And finally, for some cheerier news, in view of your original post. The language is very legalistic, but Article 22.2 recognizes that Citywest is subject to the requirements of the Freedom of Information & Protection of Privacy Act. The lawyers who drafted the articles no doubt recognized that a company owned by a municipality is a “public body” that has obligations under FIPPA.
If a citizen made an access request Citywest would be required both under the statute and its own articles to act in accordance with FIPPA. Citywest cannot withhold information if the Business Corporations Act or FIPPA require that it be released. For clarity, the reference to “shareholders” refers to the City as represented by the council.
“22.2 Inspection of Company Records
Shareholders will be entitled to discovery of any and all information respecting any details or conduct of the Company’s business and affairs, limited only to the extent that the directors, acting in good faith and acting in accordance with the requirements of FOIPPA, determine it would be inexpedient in the interests of the Company to make certain information available and neither the Business Corporations Act nor FOIPPA otherwise require that the Company make such information available to its shareholders. Subject to the foregoing and the rights conferred by the Business Corporations Act, the directors may from time to time, determine whether and to what extent and at what time and place and under what conditions or regulations the documents, books and registers and accounting records of the Company or any of them will be open to the inspection of shareholders and no shareholder will have any right to inspect any document or book or register or accounting record of the Company except as conferred by statute or authorized by the board of directors or by a resolution of the shareholders.”

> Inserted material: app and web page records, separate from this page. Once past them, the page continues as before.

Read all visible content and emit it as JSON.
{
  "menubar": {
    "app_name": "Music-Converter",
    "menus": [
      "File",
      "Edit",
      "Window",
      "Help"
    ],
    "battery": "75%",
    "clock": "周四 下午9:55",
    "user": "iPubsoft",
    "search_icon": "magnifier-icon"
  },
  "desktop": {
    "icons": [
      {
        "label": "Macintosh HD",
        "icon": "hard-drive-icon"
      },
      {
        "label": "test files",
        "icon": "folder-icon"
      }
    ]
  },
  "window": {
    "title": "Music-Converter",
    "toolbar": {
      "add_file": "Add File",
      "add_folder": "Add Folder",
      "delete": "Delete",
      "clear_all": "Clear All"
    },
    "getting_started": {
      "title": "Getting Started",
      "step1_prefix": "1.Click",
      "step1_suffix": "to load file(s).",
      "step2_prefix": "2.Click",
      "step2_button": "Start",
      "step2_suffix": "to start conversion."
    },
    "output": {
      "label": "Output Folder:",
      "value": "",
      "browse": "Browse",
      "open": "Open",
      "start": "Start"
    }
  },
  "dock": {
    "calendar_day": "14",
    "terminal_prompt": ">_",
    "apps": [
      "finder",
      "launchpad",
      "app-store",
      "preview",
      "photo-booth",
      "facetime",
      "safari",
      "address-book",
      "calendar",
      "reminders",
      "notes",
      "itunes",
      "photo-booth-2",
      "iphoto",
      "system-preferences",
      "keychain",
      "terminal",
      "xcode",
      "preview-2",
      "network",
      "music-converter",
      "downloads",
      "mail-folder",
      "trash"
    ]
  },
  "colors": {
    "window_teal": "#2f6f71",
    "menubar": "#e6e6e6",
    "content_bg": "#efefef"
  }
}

Citywest would also have great difficulty denying a request for copies of financial statements under conditions where the company is supposed to present its’ audited statements at a public council meeting each year.
Partnership agreements can be used when a municipality provides services through another organization (which can include its’ own company) and the municipality wants to provide “assistance” such as low (or no) interest loans, tax exemptions, or property at below market value. If an agreement provides benefits to the business, to ensure transparency the municipality is required by sections 24 and 94 of the Community Charter to provide notice to the public and under some circumstances there must be elector approval as well.
However, the information packages for meetings in 2005 are not available on the City’s web site. You would have to make an written access request to the City under FIPPA to get get a copy. I have heard that Citywest has to pay property taxes like any other business, but what else is in there is impossible to say without looking at the document.
When making the request I would reference the meeting date and make clear that the request is under FIPPA. Somewhere in the minutes I noticed that the council appointed the CAO as the ‘head’ for the purposes of FIPPA requests. Since the CAO is gone and Mr Rodin as A/CAO will soon be gone, the council is the ‘head’ by default. I would just direct the access request to the City. I wouldn’t put up with any run-around about them being short-handed etc. They have to respond within 30 days unless they get an extension from the Information & Privacy Commissioner, which would be unlikely.